Task to carry out: From the data below, copy each line that includes the word "JSON".

Source records:
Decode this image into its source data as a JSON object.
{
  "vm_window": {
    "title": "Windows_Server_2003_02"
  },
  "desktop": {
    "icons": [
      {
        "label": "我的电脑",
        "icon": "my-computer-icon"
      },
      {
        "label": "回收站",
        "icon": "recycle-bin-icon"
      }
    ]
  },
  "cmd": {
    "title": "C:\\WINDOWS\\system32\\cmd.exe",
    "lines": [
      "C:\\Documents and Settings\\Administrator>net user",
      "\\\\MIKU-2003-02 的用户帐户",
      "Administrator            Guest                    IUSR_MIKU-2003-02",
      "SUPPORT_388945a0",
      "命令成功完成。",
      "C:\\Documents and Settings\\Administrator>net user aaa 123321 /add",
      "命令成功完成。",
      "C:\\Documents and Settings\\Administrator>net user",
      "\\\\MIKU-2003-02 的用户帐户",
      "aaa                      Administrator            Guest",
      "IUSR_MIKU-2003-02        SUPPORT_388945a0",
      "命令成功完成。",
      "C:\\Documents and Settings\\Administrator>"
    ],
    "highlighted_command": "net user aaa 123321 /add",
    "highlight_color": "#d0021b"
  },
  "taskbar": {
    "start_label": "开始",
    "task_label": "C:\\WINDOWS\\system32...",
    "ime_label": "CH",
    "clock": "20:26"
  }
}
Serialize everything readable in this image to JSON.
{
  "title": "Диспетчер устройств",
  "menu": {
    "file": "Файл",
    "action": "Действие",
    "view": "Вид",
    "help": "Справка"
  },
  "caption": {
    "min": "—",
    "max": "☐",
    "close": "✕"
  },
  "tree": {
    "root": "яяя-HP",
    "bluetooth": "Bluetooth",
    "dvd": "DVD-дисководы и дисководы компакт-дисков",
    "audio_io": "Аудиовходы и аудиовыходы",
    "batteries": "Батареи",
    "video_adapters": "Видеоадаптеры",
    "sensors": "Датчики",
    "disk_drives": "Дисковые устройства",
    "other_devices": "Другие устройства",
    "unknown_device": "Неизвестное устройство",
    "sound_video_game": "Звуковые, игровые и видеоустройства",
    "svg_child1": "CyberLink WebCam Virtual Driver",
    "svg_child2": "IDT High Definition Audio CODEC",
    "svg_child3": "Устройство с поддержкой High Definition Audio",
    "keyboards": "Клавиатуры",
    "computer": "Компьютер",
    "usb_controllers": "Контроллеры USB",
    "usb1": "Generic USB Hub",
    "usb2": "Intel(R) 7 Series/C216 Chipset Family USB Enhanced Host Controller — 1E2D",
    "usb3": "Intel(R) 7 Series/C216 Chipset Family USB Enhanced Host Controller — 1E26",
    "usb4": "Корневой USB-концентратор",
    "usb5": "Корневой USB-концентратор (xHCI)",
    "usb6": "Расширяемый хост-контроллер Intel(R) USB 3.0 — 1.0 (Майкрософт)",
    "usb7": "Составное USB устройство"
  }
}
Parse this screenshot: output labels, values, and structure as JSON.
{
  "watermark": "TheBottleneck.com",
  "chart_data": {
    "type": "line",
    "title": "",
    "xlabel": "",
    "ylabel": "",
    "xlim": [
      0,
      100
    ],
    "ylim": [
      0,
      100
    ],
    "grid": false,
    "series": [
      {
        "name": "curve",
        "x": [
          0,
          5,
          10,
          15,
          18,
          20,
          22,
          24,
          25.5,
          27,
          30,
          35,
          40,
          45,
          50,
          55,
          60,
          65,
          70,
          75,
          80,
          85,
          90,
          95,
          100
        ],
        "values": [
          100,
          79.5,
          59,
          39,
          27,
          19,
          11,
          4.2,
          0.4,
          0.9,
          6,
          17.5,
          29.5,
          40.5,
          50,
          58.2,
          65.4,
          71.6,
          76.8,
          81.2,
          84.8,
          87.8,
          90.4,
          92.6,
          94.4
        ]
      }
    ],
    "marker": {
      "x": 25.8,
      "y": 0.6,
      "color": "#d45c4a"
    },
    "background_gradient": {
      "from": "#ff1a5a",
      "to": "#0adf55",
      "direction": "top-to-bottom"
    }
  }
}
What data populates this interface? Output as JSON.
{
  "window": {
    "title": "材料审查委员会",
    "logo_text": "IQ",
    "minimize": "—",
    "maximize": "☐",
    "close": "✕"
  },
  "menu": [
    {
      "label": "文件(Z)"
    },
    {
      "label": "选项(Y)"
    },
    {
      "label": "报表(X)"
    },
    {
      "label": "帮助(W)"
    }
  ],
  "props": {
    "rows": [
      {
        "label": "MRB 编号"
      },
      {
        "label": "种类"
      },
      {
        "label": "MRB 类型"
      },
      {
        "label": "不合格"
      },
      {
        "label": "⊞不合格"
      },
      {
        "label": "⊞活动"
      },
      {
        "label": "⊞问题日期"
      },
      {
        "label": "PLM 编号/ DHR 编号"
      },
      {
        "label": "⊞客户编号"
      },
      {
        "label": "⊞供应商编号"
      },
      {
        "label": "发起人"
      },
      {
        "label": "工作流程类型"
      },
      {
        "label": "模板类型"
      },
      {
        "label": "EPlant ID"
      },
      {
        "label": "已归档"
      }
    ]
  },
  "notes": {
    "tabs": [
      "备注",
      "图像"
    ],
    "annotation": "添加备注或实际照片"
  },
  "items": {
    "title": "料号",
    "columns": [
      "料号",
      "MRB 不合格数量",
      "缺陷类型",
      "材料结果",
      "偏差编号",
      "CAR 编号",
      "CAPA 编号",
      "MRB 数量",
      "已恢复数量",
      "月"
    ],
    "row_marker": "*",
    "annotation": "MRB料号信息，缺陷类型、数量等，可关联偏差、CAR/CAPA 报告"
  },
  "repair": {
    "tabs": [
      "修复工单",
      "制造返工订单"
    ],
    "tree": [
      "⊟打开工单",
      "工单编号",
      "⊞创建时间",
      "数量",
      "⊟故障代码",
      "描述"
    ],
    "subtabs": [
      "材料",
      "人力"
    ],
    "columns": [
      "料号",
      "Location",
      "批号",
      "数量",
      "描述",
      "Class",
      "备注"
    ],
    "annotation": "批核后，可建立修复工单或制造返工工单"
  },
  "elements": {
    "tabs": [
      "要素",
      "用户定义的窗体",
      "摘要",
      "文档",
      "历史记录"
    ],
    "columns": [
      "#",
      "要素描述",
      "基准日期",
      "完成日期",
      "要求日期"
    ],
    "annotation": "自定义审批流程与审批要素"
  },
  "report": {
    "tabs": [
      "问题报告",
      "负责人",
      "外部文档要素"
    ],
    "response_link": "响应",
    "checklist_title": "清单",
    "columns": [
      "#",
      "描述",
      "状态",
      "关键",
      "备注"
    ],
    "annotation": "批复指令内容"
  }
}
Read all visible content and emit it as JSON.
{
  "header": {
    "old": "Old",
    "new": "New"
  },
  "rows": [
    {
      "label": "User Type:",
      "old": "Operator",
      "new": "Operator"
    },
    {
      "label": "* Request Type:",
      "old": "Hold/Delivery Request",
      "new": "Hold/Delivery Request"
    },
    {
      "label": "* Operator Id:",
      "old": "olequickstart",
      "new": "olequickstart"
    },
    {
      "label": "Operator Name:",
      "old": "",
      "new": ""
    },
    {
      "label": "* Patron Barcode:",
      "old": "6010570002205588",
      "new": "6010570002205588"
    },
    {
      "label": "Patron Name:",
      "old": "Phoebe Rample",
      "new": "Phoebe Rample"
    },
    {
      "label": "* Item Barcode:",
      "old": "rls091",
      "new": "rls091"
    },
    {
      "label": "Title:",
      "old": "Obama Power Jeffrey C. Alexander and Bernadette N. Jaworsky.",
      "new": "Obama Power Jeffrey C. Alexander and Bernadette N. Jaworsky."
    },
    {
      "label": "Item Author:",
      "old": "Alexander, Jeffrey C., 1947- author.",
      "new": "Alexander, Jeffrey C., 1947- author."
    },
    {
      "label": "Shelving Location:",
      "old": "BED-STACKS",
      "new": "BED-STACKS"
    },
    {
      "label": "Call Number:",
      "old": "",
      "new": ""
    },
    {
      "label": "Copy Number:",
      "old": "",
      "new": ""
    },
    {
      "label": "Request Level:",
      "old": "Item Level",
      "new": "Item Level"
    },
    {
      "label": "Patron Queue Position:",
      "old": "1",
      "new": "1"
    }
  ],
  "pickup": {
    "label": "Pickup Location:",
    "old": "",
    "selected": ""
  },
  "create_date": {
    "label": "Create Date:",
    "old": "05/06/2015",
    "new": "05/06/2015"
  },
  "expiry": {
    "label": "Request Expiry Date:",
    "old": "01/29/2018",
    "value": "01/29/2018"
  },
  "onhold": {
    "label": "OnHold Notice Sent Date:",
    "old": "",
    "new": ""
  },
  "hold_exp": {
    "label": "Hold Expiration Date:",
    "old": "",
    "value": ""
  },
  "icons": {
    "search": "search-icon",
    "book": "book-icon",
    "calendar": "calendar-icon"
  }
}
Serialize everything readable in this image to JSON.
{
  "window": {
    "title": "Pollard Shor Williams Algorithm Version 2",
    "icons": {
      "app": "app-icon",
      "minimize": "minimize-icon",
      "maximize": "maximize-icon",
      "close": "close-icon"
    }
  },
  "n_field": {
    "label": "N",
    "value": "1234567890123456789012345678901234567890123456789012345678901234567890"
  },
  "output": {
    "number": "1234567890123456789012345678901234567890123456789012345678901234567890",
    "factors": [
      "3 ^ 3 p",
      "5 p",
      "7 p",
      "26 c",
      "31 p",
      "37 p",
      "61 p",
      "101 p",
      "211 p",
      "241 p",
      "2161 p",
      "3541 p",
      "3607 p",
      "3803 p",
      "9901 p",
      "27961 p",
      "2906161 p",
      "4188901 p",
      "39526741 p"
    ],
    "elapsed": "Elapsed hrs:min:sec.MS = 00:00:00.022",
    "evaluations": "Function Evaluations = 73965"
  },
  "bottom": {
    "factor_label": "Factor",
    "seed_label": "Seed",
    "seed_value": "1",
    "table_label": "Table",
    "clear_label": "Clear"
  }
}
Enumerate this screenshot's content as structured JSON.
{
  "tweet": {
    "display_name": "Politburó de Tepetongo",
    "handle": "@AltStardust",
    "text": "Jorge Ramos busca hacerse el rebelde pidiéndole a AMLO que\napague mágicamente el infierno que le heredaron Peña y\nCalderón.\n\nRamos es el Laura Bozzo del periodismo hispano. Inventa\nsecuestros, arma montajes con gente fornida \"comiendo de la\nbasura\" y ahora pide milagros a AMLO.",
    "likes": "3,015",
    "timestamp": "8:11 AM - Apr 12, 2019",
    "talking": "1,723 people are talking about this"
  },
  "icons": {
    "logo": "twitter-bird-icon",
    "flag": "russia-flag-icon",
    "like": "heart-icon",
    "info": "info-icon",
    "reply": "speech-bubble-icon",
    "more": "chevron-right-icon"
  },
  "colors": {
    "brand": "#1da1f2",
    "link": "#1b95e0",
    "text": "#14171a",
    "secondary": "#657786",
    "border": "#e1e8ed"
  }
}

Answer to the problem:
Decode this image into its source data as a JSON object.
Serialize everything readable in this image to JSON.
Parse this screenshot: output labels, values, and structure as JSON.
What data populates this interface? Output as JSON.
Read all visible content and emit it as JSON.
Serialize everything readable in this image to JSON.
Enumerate this screenshot's content as structured JSON.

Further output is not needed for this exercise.